In addition to 104 full-page black-and-white Sunday strips, this volume includes introductions, annotations, and rare Herriman ephemera from Bill Blackbeard and Chris Ware, and an essay by vaudeville historian Ben Schwartz.

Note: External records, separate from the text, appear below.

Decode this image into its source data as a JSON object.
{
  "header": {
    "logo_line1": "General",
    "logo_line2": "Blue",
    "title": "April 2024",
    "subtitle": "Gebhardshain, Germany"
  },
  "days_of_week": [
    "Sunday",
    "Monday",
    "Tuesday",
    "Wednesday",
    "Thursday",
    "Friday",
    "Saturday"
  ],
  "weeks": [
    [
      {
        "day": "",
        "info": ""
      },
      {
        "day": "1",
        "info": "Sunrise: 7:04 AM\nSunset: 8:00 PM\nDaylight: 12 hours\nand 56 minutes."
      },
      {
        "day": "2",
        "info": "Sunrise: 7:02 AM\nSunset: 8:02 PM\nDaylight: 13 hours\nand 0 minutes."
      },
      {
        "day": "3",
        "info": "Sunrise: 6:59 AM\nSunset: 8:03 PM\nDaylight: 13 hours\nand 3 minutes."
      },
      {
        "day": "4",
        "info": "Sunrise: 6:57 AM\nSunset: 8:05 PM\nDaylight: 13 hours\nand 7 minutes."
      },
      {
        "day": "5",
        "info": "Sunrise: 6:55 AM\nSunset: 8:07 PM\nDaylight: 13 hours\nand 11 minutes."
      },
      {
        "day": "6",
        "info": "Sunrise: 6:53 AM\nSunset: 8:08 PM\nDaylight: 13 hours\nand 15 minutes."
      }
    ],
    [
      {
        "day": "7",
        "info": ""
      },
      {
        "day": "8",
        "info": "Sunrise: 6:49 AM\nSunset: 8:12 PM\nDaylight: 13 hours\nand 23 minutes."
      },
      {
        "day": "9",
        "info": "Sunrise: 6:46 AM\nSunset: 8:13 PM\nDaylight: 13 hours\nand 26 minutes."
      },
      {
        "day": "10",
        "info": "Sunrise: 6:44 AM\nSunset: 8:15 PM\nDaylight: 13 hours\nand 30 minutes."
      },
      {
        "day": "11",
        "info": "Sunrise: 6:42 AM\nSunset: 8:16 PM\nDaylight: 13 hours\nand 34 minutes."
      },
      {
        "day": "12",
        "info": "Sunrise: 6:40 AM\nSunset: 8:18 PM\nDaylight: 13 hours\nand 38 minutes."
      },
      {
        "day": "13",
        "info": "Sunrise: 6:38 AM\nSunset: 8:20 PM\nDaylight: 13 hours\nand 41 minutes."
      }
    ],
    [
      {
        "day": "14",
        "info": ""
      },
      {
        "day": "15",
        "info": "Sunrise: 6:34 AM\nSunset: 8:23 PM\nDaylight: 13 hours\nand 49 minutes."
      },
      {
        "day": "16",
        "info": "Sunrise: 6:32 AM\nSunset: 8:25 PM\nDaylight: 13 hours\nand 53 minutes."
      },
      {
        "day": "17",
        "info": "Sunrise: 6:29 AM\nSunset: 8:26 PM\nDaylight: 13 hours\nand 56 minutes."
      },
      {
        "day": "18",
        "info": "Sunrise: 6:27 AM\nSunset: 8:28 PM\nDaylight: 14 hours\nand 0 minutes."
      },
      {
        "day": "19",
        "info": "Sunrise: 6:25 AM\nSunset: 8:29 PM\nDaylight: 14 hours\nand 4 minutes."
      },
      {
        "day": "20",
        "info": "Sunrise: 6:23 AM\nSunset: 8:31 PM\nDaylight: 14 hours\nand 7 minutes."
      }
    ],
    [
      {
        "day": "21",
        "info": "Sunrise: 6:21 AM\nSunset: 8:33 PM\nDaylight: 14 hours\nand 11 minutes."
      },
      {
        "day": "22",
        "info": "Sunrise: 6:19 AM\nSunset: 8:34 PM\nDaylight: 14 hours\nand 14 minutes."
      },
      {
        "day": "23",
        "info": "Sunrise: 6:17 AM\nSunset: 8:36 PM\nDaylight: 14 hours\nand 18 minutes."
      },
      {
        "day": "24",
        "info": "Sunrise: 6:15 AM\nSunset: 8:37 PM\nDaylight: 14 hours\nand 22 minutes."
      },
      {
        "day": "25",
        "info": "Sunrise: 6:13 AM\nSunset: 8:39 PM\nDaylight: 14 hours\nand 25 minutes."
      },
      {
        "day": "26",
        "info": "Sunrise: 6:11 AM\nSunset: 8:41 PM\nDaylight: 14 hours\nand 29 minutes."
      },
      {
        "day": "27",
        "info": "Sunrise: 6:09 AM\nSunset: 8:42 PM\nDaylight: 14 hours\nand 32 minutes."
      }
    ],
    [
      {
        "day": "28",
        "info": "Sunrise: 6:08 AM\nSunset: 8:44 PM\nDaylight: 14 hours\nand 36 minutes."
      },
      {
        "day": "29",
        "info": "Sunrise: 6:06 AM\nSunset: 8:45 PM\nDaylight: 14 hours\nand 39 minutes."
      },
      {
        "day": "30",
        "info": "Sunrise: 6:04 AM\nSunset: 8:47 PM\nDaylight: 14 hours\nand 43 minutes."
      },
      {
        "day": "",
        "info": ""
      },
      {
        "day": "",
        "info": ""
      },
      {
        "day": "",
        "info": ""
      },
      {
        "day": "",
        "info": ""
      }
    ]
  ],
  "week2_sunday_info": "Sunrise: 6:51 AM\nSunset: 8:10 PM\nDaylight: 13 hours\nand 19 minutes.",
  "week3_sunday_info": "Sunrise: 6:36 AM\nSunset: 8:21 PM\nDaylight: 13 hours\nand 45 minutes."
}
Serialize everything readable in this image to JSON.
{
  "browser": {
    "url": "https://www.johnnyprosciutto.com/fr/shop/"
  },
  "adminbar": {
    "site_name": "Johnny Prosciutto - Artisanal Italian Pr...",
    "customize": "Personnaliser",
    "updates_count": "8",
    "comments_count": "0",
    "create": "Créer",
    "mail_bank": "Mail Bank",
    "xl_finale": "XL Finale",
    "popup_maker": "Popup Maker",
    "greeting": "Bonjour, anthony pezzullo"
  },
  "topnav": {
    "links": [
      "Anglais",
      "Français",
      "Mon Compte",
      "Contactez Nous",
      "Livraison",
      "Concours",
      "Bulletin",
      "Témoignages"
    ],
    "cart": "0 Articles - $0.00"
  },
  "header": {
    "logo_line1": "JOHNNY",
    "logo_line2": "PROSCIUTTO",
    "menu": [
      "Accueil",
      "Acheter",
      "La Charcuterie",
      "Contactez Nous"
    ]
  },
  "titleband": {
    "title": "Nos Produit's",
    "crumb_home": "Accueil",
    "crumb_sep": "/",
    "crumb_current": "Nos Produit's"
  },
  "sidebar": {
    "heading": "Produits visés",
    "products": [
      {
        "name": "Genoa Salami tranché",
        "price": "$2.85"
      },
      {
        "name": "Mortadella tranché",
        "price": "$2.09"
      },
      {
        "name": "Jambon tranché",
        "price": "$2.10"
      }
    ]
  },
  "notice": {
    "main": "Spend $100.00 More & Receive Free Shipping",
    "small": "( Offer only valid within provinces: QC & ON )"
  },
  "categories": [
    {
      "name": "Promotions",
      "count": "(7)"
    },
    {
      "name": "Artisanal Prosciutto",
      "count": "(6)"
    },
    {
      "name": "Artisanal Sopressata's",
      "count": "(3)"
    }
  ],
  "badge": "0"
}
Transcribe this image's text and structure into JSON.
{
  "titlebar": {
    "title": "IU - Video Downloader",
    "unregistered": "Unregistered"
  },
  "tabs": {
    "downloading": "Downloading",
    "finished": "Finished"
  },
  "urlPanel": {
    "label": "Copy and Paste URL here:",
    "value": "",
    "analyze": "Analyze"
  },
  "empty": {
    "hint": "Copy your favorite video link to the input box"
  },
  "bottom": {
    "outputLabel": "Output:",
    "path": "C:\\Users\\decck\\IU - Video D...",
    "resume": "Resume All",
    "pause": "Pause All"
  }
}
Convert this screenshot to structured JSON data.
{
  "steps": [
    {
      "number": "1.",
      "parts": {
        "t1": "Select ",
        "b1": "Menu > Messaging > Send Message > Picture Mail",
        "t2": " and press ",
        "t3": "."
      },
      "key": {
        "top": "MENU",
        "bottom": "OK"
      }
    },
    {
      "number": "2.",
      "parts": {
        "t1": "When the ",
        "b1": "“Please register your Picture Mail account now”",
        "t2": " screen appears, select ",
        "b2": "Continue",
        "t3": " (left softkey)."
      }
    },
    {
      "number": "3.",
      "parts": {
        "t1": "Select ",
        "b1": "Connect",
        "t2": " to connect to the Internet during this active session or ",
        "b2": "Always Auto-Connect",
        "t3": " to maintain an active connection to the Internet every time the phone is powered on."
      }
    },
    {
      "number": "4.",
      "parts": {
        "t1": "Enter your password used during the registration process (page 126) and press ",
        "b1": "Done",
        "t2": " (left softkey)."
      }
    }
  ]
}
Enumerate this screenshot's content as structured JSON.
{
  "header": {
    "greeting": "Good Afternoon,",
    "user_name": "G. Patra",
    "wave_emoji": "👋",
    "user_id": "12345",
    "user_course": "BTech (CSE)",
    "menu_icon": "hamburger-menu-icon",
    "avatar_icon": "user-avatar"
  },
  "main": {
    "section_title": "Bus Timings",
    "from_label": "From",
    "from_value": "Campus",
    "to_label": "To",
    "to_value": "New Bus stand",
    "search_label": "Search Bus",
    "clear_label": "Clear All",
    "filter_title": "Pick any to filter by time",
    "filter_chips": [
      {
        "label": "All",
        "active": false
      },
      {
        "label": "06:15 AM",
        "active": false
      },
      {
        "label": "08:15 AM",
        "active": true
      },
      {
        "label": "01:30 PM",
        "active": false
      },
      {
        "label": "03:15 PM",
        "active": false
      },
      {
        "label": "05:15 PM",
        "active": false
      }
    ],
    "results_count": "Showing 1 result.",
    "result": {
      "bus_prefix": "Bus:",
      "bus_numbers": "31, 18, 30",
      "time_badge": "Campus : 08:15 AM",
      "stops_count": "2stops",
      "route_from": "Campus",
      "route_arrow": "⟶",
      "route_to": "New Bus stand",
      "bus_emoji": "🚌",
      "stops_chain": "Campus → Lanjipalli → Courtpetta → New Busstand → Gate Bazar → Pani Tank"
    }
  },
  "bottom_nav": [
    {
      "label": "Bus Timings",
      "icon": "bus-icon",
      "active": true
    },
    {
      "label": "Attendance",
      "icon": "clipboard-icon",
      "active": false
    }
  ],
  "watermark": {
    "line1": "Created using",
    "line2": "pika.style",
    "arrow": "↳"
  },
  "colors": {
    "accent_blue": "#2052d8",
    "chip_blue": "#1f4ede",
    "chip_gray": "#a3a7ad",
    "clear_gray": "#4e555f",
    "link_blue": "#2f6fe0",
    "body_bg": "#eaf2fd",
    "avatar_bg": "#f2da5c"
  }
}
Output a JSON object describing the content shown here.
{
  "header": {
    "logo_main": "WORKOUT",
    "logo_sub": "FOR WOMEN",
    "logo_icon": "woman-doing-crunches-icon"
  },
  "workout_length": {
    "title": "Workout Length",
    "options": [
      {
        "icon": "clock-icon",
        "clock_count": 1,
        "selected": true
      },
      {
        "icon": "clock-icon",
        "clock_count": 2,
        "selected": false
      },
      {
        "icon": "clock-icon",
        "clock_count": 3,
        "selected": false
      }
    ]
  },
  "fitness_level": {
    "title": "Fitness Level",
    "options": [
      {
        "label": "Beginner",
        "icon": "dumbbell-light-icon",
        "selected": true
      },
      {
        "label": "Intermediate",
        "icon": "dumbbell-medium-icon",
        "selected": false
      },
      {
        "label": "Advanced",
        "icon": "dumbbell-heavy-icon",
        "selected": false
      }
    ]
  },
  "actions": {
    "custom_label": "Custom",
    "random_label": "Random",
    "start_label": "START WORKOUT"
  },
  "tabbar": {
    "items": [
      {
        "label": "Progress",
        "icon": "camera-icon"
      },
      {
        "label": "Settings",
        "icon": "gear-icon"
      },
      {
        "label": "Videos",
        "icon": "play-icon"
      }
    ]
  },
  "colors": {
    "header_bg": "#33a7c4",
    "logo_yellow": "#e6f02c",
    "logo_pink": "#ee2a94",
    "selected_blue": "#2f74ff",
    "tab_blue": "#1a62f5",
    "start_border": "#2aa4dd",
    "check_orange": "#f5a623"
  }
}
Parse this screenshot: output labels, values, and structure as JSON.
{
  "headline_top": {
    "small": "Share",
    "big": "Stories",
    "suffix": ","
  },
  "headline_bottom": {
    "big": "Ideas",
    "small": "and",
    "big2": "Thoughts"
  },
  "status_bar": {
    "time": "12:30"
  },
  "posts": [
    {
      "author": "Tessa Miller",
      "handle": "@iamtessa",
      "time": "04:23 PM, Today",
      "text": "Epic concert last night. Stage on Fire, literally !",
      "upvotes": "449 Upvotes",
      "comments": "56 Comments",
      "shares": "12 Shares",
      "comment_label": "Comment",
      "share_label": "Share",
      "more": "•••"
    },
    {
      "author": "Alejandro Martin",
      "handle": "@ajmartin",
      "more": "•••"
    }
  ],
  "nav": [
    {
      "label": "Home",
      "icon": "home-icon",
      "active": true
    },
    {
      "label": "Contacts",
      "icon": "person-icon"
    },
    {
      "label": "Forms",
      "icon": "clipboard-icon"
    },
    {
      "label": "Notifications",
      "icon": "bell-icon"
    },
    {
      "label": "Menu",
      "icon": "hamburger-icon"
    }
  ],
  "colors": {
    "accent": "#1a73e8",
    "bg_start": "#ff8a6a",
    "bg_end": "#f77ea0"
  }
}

This volume is one of a long-term plan to chronologically reprint strips from the prime of Herriman's career, most of which have not seen print since originally running in newspapers 75 years ago. Each volume is edited by the San Francisco Cartoon Art Museum's Bill Blackbeard, the world's foremost authority on early 20th Century American comic strips, and designed by Jimmy Corrigan author Chris Ware. In addition to the 104 full-page black-and-white Sunday strips from 1927 and 1928 (Herriman did not use color until 1935), the book includes introductions by Blackbeard, vaudeville historian Ben Schwartz and reproductions of rare Herriman ephemera from Ware's own extensive collection, as well as annotations and other notes by Ware and Blackbeard. Krazy Kat is a love story, focusing on the relationships of its three main characters. Krazy Kat adored Ignatz Mouse. Ignatz Mouse just tolerated Krazy Kat, except for recurrent onsets of targeting tumescence, which found expression in the fast delivery of bricks to Krazy's cranium. Offisa Pup loved Krazy and sought to protect "her" (Herriman always maintained that Krazy was genderless) by throwing Ignatz in jail. Each of the characters was ignorant of the others' true motivations, and this simple structure allowed Herriman to build entire worlds of meaning into the actions, building thematic depth and sweeping his readers up by the looping verbal rhythms of Krazy & Co.'s unique dialogue.
|Series:||Krazy Kat and Ignatz Series|
|Product dimensions:||9.10(w) x 12.10(h) x 0.40(d)|
About the Author
George Herriman (1880-1944), the creator of Krazy Kat, was born in New Orleans and lived most of his life in Los Angeles, California. He is considered by many to be the greatest strip cartoonist of all time.
Bill Blackbeard, the founder-director of the San Francisco Cartoon Art Museum, is the world's foremost authority on early 20th Century American comic strips. As a freelance writer, Blackbeard wrote, edited or contributed to more than 200 books on cartoons and comic strips, including The Smithsonian Collection of Newspaper Comics, 100 Years of Comic Strips, and the Krazy & Ignatz series.
Ben Schwartz is an essayist and screenwriter who has written for The New York Times, Bookforum, LA Weekly, and TV shows too embarrassing to mention. He is working on The Lost Laugh, a history of American humor set between the world wars, for 2011 from Fantagraphics Books.